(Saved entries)
↓
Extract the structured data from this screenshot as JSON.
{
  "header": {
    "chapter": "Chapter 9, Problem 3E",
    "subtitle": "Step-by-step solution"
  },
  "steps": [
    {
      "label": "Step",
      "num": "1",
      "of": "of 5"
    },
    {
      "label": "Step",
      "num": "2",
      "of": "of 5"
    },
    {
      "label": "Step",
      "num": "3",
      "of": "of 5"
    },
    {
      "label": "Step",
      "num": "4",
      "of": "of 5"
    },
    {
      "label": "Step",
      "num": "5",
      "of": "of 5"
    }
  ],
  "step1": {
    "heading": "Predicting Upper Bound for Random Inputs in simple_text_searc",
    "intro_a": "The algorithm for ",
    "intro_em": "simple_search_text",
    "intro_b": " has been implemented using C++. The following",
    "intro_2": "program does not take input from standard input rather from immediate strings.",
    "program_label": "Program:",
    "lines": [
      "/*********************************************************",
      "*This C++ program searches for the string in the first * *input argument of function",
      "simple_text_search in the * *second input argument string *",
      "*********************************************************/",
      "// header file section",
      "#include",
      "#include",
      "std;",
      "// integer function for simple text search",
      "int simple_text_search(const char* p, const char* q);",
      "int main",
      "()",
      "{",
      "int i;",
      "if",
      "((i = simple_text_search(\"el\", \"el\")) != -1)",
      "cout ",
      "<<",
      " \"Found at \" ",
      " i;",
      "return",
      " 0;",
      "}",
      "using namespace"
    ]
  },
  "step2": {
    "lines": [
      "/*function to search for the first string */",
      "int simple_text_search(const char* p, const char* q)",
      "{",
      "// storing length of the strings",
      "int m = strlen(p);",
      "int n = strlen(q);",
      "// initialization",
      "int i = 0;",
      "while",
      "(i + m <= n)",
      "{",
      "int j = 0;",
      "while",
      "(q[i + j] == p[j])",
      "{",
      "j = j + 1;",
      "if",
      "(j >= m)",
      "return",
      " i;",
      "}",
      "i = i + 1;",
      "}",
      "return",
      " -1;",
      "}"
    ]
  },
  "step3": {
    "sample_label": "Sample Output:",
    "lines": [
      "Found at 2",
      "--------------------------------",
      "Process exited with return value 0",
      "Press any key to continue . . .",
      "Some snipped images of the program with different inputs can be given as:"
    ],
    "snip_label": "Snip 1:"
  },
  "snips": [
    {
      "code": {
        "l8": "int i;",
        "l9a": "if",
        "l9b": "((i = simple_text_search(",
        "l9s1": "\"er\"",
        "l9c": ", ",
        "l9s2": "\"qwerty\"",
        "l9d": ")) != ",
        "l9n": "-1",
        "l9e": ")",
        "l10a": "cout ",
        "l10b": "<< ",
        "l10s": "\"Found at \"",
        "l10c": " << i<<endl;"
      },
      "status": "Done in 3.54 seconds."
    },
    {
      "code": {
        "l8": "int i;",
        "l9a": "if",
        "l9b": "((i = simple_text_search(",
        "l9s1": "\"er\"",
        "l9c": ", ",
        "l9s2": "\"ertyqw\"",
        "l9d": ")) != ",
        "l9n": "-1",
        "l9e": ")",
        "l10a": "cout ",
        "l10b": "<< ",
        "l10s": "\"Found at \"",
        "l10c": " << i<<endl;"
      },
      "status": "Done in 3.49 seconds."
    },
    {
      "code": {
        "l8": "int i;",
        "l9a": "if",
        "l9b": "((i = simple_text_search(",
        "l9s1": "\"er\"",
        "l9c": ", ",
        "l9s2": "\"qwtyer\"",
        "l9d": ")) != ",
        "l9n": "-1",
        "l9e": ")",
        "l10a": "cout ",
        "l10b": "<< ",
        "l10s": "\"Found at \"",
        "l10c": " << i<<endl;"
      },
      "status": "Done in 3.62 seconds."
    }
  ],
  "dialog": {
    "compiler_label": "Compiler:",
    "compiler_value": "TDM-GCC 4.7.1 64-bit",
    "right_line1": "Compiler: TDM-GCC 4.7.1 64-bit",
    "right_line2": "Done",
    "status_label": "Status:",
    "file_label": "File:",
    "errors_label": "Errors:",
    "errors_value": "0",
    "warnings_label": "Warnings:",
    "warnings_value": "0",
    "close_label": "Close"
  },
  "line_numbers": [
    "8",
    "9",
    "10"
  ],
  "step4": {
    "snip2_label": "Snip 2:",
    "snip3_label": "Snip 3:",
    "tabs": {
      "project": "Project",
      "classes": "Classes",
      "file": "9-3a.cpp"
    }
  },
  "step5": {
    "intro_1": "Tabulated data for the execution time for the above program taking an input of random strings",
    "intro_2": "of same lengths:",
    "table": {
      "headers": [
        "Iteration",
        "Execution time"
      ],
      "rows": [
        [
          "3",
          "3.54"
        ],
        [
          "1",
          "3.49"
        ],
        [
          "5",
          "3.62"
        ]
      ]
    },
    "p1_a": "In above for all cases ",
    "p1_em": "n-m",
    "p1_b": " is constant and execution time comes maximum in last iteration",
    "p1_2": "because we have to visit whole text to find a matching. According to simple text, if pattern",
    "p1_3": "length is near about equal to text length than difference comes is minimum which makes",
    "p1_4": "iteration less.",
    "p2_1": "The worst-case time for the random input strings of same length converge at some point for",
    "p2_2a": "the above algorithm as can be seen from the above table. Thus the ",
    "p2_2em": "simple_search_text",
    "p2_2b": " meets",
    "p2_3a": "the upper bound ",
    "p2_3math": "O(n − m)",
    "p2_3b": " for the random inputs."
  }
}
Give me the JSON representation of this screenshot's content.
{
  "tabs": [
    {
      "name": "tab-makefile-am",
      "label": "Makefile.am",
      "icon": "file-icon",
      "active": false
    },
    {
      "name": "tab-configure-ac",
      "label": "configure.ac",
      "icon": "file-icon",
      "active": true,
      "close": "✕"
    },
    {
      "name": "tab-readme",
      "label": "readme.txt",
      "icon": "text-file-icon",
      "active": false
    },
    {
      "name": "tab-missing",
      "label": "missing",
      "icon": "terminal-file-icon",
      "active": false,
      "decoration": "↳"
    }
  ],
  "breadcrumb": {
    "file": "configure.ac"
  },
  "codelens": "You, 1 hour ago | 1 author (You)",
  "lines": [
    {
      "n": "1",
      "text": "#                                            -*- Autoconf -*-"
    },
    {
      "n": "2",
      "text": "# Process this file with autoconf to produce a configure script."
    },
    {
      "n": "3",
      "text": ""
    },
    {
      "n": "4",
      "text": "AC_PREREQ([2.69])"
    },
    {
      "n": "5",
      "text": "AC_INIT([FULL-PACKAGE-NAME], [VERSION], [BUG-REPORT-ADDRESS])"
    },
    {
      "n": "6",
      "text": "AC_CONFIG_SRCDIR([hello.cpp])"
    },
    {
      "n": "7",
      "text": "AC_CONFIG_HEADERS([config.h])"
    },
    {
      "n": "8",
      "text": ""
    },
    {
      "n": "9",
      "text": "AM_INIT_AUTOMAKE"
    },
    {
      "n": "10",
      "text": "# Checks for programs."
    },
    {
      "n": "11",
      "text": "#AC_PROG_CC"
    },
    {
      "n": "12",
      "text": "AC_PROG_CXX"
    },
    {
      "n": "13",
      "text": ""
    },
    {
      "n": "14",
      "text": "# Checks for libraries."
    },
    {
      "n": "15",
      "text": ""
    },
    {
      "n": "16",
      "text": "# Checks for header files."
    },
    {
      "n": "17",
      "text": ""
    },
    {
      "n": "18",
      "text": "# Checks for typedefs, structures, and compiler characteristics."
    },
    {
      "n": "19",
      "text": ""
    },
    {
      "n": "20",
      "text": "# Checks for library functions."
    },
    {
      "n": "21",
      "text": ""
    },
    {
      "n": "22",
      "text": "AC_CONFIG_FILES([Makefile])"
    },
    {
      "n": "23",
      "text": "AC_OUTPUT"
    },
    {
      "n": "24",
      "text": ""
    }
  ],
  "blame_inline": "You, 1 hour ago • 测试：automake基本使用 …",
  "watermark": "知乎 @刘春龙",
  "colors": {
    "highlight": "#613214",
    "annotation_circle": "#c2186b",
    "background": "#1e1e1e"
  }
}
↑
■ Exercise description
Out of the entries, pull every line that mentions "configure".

■ Response
      "name": "tab-configure-ac",
      "label": "configure.ac",
    "file": "configure.ac"
      "text": "# Process this file with autoconf to produce a configure script."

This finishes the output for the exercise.